Data records for software interfaces:
+++++

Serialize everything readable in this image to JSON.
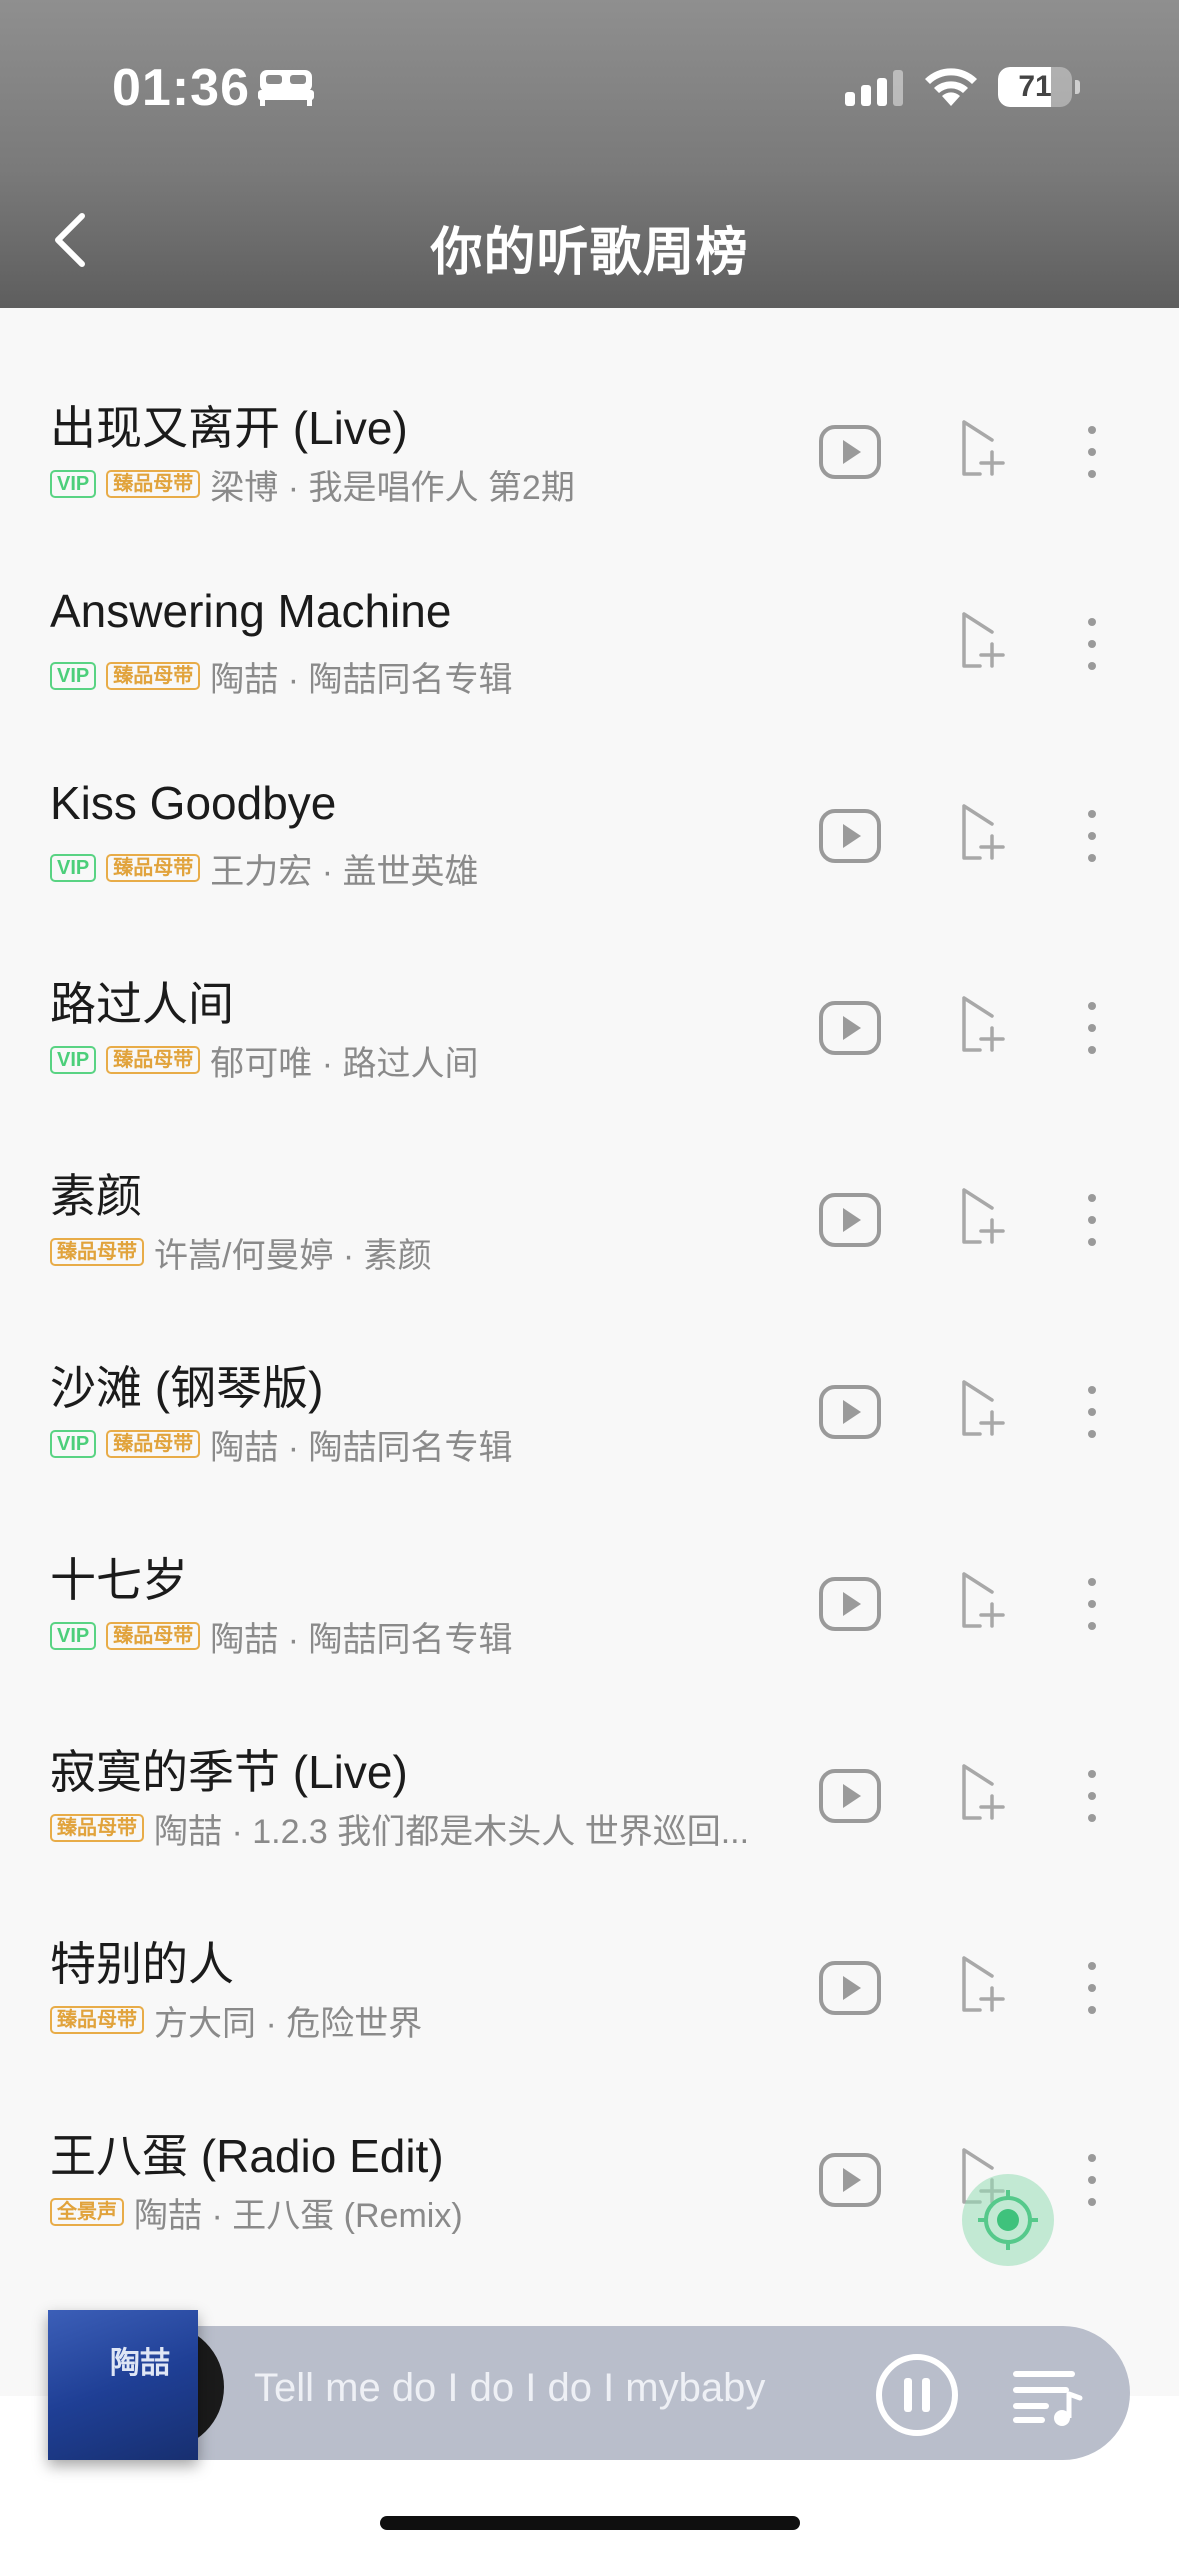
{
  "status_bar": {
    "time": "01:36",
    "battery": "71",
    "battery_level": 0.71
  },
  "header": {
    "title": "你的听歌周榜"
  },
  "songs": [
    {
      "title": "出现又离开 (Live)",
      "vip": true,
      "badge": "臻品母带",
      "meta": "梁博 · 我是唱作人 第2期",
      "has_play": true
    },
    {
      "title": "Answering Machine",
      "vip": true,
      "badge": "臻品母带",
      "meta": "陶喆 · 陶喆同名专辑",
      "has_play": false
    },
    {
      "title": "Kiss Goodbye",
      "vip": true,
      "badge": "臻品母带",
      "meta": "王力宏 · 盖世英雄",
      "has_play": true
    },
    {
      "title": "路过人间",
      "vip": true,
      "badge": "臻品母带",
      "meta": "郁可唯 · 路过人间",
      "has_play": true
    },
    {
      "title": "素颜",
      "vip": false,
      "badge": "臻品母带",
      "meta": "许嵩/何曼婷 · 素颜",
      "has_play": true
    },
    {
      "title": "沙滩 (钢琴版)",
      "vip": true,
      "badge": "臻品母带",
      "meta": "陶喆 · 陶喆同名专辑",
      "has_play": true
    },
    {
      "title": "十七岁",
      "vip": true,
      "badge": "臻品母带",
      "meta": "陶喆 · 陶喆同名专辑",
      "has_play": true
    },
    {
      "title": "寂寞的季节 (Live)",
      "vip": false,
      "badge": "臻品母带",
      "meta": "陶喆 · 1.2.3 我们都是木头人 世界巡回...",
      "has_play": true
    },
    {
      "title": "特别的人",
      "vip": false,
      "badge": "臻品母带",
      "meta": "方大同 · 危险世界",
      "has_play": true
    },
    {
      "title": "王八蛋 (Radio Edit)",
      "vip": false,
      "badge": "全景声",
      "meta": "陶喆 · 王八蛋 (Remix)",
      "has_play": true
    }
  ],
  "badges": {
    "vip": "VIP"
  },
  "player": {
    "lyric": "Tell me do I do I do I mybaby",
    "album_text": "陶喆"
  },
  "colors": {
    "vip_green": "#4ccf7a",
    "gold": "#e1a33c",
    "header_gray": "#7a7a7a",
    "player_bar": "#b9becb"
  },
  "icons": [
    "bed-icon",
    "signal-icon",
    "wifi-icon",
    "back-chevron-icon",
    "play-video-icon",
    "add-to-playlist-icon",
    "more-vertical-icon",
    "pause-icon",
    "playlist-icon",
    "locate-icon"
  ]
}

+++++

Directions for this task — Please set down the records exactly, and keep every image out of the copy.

Output —
Serialize everything readable in this image to JSON.
{
  "status_bar": {
    "time": "01:36",
    "battery": "71",
    "battery_level": 0.71
  },
  "header": {
    "title": "你的听歌周榜"
  },
  "songs": [
    {
      "title": "出现又离开 (Live)",
      "vip": true,
      "badge": "臻品母带",
      "meta": "梁博 · 我是唱作人 第2期",
      "has_play": true
    },
    {
      "title": "Answering Machine",
      "vip": true,
      "badge": "臻品母带",
      "meta": "陶喆 · 陶喆同名专辑",
      "has_play": false
    },
    {
      "title": "Kiss Goodbye",
      "vip": true,
      "badge": "臻品母带",
      "meta": "王力宏 · 盖世英雄",
      "has_play": true
    },
    {
      "title": "路过人间",
      "vip": true,
      "badge": "臻品母带",
      "meta": "郁可唯 · 路过人间",
      "has_play": true
    },
    {
      "title": "素颜",
      "vip": false,
      "badge": "臻品母带",
      "meta": "许嵩/何曼婷 · 素颜",
      "has_play": true
    },
    {
      "title": "沙滩 (钢琴版)",
      "vip": true,
      "badge": "臻品母带",
      "meta": "陶喆 · 陶喆同名专辑",
      "has_play": true
    },
    {
      "title": "十七岁",
      "vip": true,
      "badge": "臻品母带",
      "meta": "陶喆 · 陶喆同名专辑",
      "has_play": true
    },
    {
      "title": "寂寞的季节 (Live)",
      "vip": false,
      "badge": "臻品母带",
      "meta": "陶喆 · 1.2.3 我们都是木头人 世界巡回...",
      "has_play": true
    },
    {
      "title": "特别的人",
      "vip": false,
      "badge": "臻品母带",
      "meta": "方大同 · 危险世界",
      "has_play": true
    },
    {
      "title": "王八蛋 (Radio Edit)",
      "vip": false,
      "badge": "全景声",
      "meta": "陶喆 · 王八蛋 (Remix)",
      "has_play": true
    }
  ],
  "badges": {
    "vip": "VIP"
  },
  "player": {
    "lyric": "Tell me do I do I do I mybaby",
    "album_text": "陶喆"
  },
  "colors": {
    "vip_green": "#4ccf7a",
    "gold": "#e1a33c",
    "header_gray": "#7a7a7a",
    "player_bar": "#b9becb"
  },
  "icons": [
    "bed-icon",
    "signal-icon",
    "wifi-icon",
    "back-chevron-icon",
    "play-video-icon",
    "add-to-playlist-icon",
    "more-vertical-icon",
    "pause-icon",
    "playlist-icon",
    "locate-icon"
  ]
}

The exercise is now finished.